NYT - Behind the Glass Wall

To control SPAM, you must now be a registered user to post to this Message Board.

EFFECTIVE 14 Nov. 2012 PRIVATE MESSAGING HAS BEEN RE-ENABLED. IF YOU RECEIVE A SUSPICIOUS DO NOT CLICK ON ANY LINKS AND PLEASE REPORT TO THE ADMINISTRATOR FOR FURTHER INVESTIGATION.

This is the Frank Lloyd Wright Building Conservancy's Message Board. Wright enthusiasts can post questions and comments, and other people visiting the site can respond.

You agree not to post any abusive, obscene, vulgar, slanderous, hateful, threatening, *-oriented or any other material that may violate any applicable laws. Doing so may lead to you being immediately and permanently banned (and your service provider being informed). The IP address of all posts is recorded to aid in enforcing these conditions. You agree that the webmaster, administrator and moderators of this forum have the right to remove, edit, move or close any topic at any time they see fit.
Post Reply
RJH
Posts: 682
Joined: Wed Mar 29, 2006 6:33 pm
Location: Fort Wayne, Indiana
Contact:

NYT - Behind the Glass Wall

Post by RJH »

http://www.nytimes.com/2007/06/07/garde ... ref=slogin


WHEN Philip Johnson’s Glass House in New Canaan, Conn., officially opens to the public on June 21, paying visitors will have a chance to explore one of the world’s most celebrated works of Modernism for the first time since its completion in 1949. The diminutive glass-and-steel building and its uncluttered interior, which have barely changed in 58 years, are so spare that it is hard to imagine that anyone ever lived there. But for nearly all that time, it was the constantly used country retreat of its round-spectacled creator, who shared it after 1960 with David Whitney.

Roderick Grant
Posts: 10133
Joined: Wed Mar 29, 2006 7:48 am

Post by Roderick Grant »

What many people don't know is that Johnson considered his own house unlivable, and spent most of his time in a 19th century gothic revival gate house on the property. When he had parties, he would open the house, but on a day to day basis, he did not use it. It is about as real as that fantasmagorical house in "North By Northwest."

SDR
Posts: 19311
Joined: Sat Jun 17, 2006 11:33 pm
Location: San Francisco

Post by SDR »

I think you would get a different impression after reading all of the NYT piece(s). I did, anyway. Johnson seemed to truly love the house -- and the later habit of using it as the property's "living room" doesn't negate that, to me.

It was David Whitney who eventually lived in one of the older houses. . .
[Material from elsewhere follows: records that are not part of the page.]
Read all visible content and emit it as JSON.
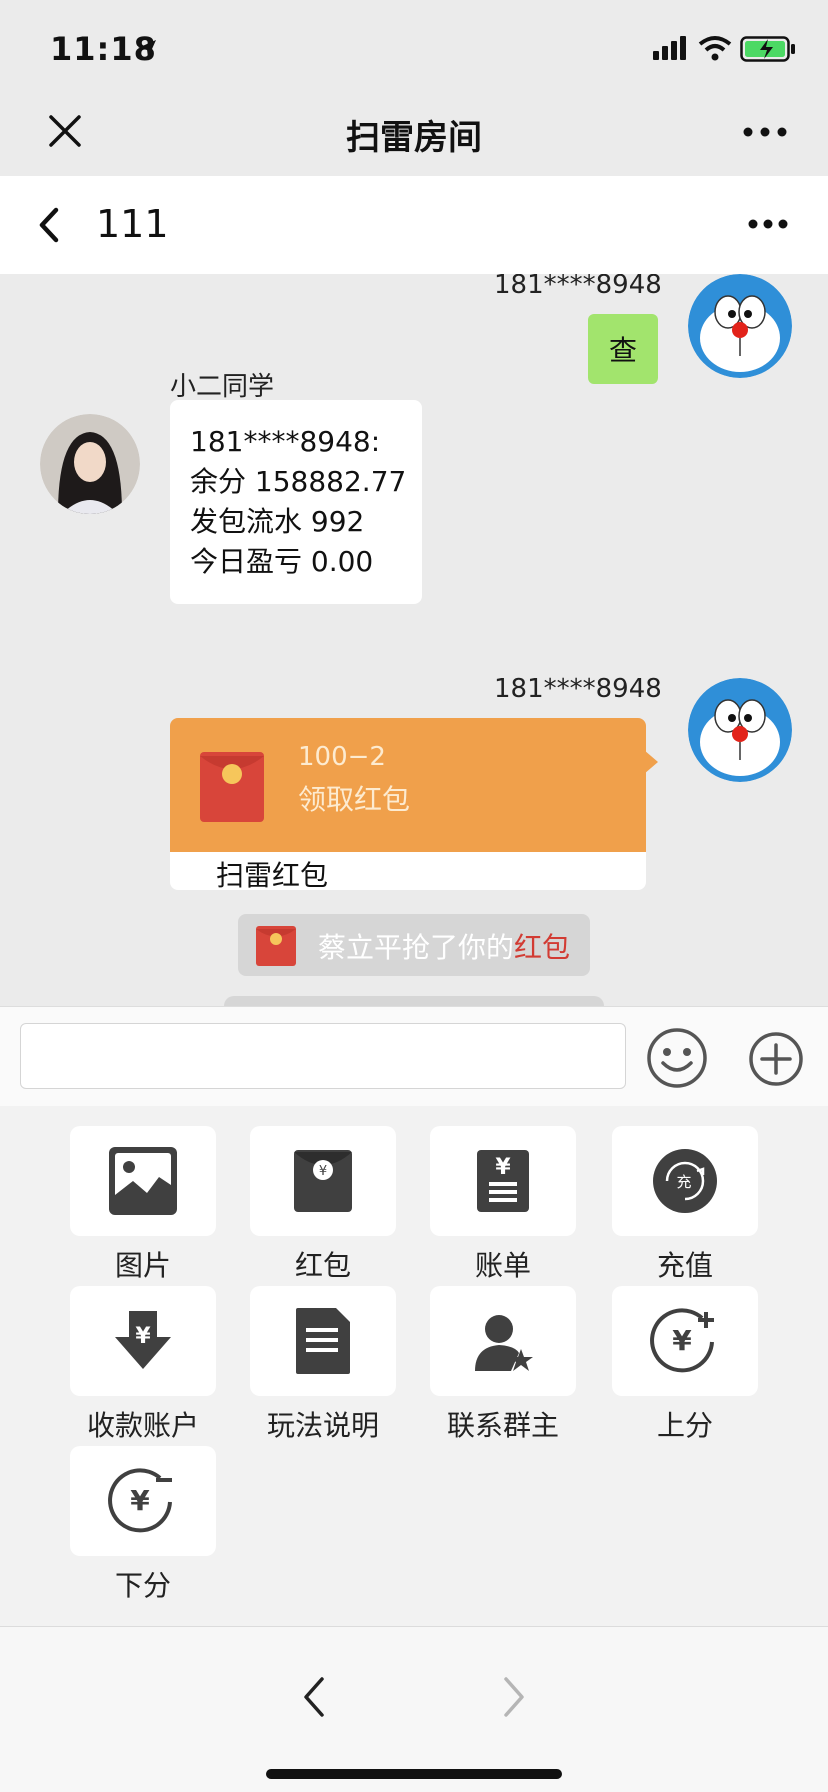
{
  "status_bar": {
    "time": "11:18",
    "icons": [
      "location-arrow-icon",
      "signal-icon",
      "wifi-icon",
      "battery-charging-icon"
    ],
    "battery_color": "#4cd964"
  },
  "top_nav": {
    "title": "扫雷房间",
    "close_icon": "close-icon",
    "more_icon": "more-icon"
  },
  "sub_header": {
    "title": "111",
    "back_icon": "back-arrow-icon",
    "more_icon": "more-icon"
  },
  "chat": {
    "messages": [
      {
        "side": "right",
        "sender": "181****8948",
        "type": "text",
        "text": "查"
      },
      {
        "side": "left",
        "sender": "小二同学",
        "type": "text",
        "lines": [
          "181****8948:",
          "余分 158882.77",
          "发包流水 992",
          "今日盈亏 0.00"
        ]
      },
      {
        "side": "right",
        "sender": "181****8948",
        "type": "red-packet",
        "amount": "100−2",
        "claim_text": "领取红包",
        "label": "扫雷红包"
      }
    ],
    "notice": {
      "prefix": "蔡立平抢了你的",
      "highlight": "红包"
    },
    "colors": {
      "self_bubble": "#a2e46d",
      "red_packet": "#f0a04b",
      "highlight": "#d23b33"
    }
  },
  "input_bar": {
    "value": "",
    "placeholder": ""
  },
  "tools": [
    {
      "label": "图片",
      "icon": "image-icon"
    },
    {
      "label": "红包",
      "icon": "red-packet-icon"
    },
    {
      "label": "账单",
      "icon": "bill-icon"
    },
    {
      "label": "充值",
      "icon": "recharge-icon",
      "icon_text": "充"
    },
    {
      "label": "收款账户",
      "icon": "receive-account-icon"
    },
    {
      "label": "玩法说明",
      "icon": "document-icon"
    },
    {
      "label": "联系群主",
      "icon": "contact-owner-icon"
    },
    {
      "label": "上分",
      "icon": "add-points-icon"
    },
    {
      "label": "下分",
      "icon": "remove-points-icon"
    }
  ],
  "bottom_nav": {
    "back_icon": "nav-back-icon",
    "forward_icon": "nav-forward-icon"
  }
}
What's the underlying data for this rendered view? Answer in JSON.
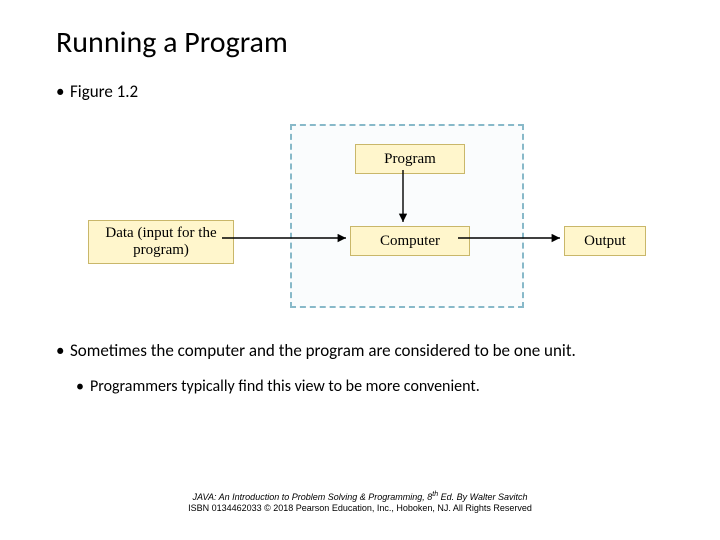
{
  "title": "Running a Program",
  "bullets": {
    "figure_label": "Figure 1.2",
    "main": "Sometimes the computer and the program are considered to be one unit.",
    "sub": "Programmers typically find this view to be more convenient."
  },
  "figure": {
    "nodes": {
      "data": "Data (input for the program)",
      "program": "Program",
      "computer": "Computer",
      "output": "Output"
    }
  },
  "footer": {
    "line1_prefix": "JAVA: An Introduction to Problem Solving & Programming, 8",
    "line1_sup": "th",
    "line1_suffix": " Ed. By Walter Savitch",
    "line2": "ISBN 0134462033  © 2018 Pearson Education, Inc., Hoboken, NJ. All Rights Reserved"
  }
}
I knew David casually at RISD (we did a little theater work together) but didn't learn until after graduation (he in '63, I in '64) that he had befriended Johnson.

Wright would certainly consider the house "unlivable." He enjoyed telling the story of surprising the occupants in bed upon an early arrival.

SDR

Deke
Posts: 692
Joined: Thu Jul 27, 2006 10:18 am
Location: Los Angeles
Contact:

Post by Deke »

Didn't FLW attend a party at the glass house, and upon entering ask Johnson "Philip, do I keep my coat on or take it off?" Or is this story just a myth?

Deke

SDR
Posts: 19311
Joined: Sat Jun 17, 2006 11:33 pm
Location: San Francisco

Post by SDR »

Ha ! I hadn't heard that, but it's certainly believable. That could have been accompanied by a wink. . .

My favorite FLlW-to-Johnson is quoted (again) in Franz Schulze's 1994 biography (p 224):

Wright's pique sometimes coupled with pique, begetting fury. One evening in 1955, having been invited to lecture at Yale, he arrived in New Haven, to find no one waiting for him at the railroad station. Interpreting as an affront what had been a student oversight, he worked up a full head of rage that had dissipated only a little by the time he was finally picked up and spirited to the Taft Hotel. It was the ill luck of Philip to encounter him a little later in the middle of a knot of students and faculty. Wright made the most of the moment. "Why, little Phil," he roared, his voice equal parts unguent and acid, "I thought you were dead! Are you still putting up all those little houses and leaving them out in the rain?"

Image
The Old Man and the wunderkind, c 1953

Image
Schulze's cover photo -- the silly Old Man himself ! And what is that in the background -- cracked glass ?

Post Reply